Component data from apps and pages
■ ■ ■ ■ ■ ■ ■
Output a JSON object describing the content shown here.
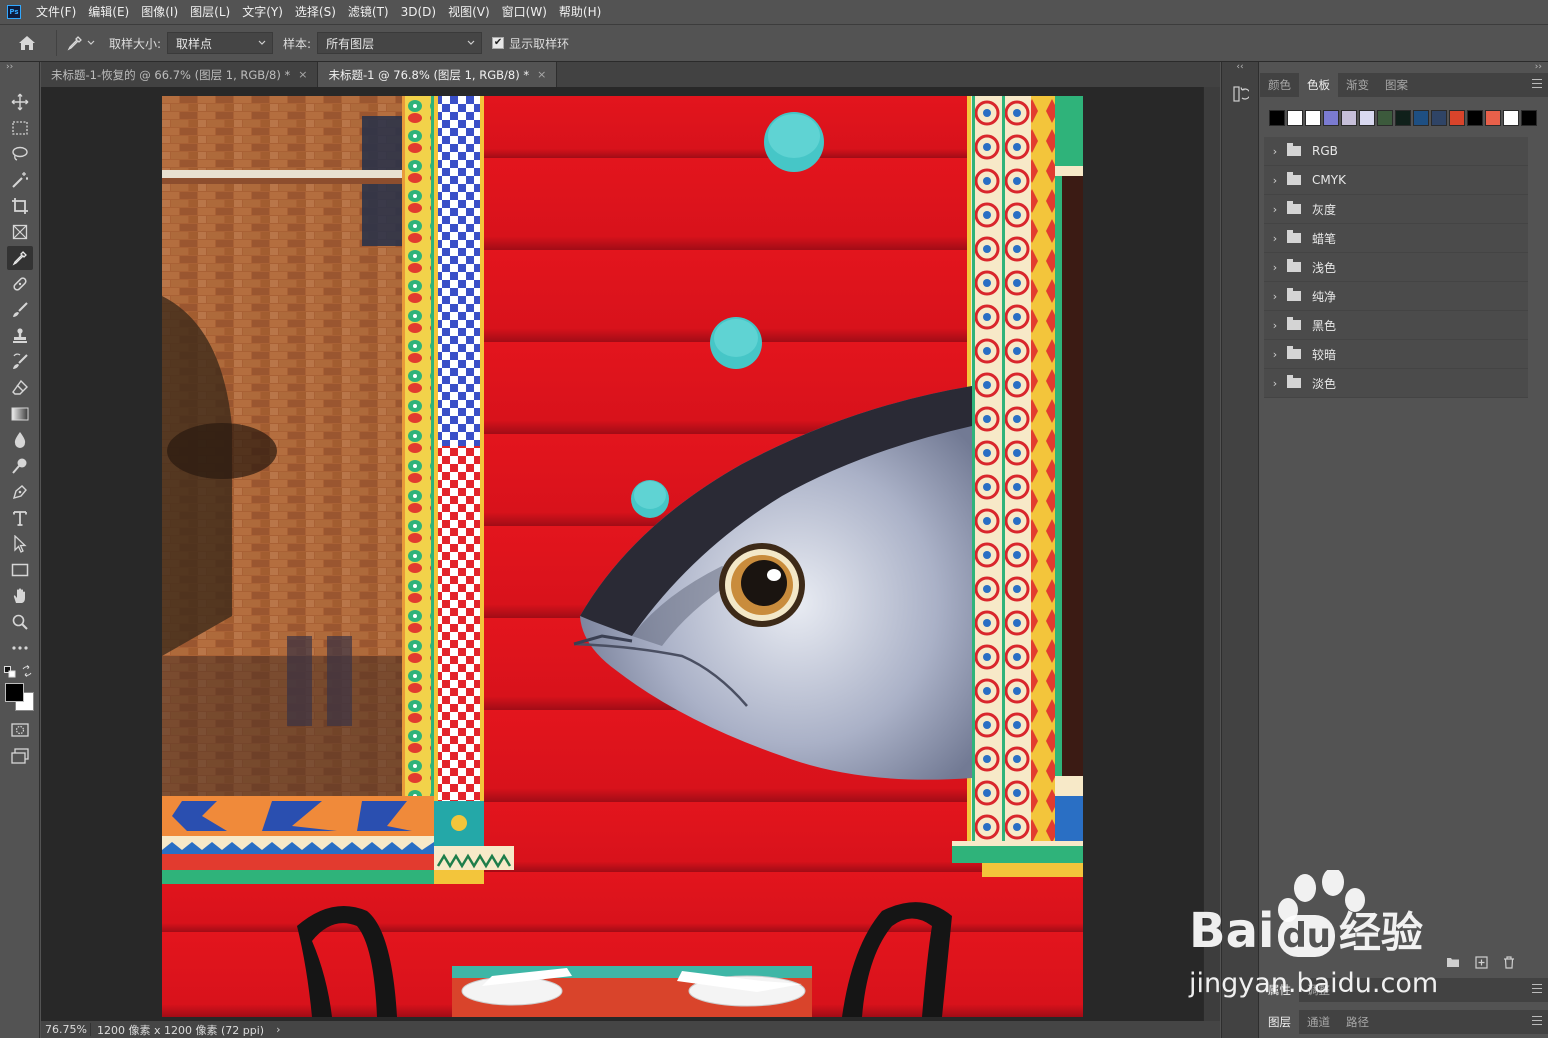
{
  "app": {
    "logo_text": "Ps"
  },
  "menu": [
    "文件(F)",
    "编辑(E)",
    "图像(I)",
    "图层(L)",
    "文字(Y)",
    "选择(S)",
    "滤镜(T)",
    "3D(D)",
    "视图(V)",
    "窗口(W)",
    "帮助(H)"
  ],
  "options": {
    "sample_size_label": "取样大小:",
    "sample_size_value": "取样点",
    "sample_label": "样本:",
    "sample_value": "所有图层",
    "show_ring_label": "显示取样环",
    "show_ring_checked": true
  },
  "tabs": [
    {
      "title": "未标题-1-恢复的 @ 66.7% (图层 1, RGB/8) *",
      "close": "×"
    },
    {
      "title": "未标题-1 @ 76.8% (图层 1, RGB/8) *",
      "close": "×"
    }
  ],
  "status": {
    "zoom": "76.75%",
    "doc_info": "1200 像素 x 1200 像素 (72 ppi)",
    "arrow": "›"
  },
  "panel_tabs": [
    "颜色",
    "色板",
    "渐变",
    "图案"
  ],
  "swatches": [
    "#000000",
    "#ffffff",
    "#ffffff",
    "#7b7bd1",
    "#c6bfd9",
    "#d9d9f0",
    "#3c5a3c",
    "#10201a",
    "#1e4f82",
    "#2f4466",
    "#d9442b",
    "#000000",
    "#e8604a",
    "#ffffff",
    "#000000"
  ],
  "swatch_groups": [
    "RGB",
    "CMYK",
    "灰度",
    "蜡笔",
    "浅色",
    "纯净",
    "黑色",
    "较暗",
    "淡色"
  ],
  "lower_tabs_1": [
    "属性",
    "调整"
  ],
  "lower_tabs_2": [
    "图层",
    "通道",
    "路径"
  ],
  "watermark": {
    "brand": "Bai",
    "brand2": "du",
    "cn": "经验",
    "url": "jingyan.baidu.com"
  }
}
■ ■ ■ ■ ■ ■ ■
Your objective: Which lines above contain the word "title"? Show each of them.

Exercise answer:
      "title": "未标题-1-恢复的 @ 66.7% (图层 1, RGB/8) *",
      "title": "未标题-1 @ 76.8% (图层 1, RGB/8) *",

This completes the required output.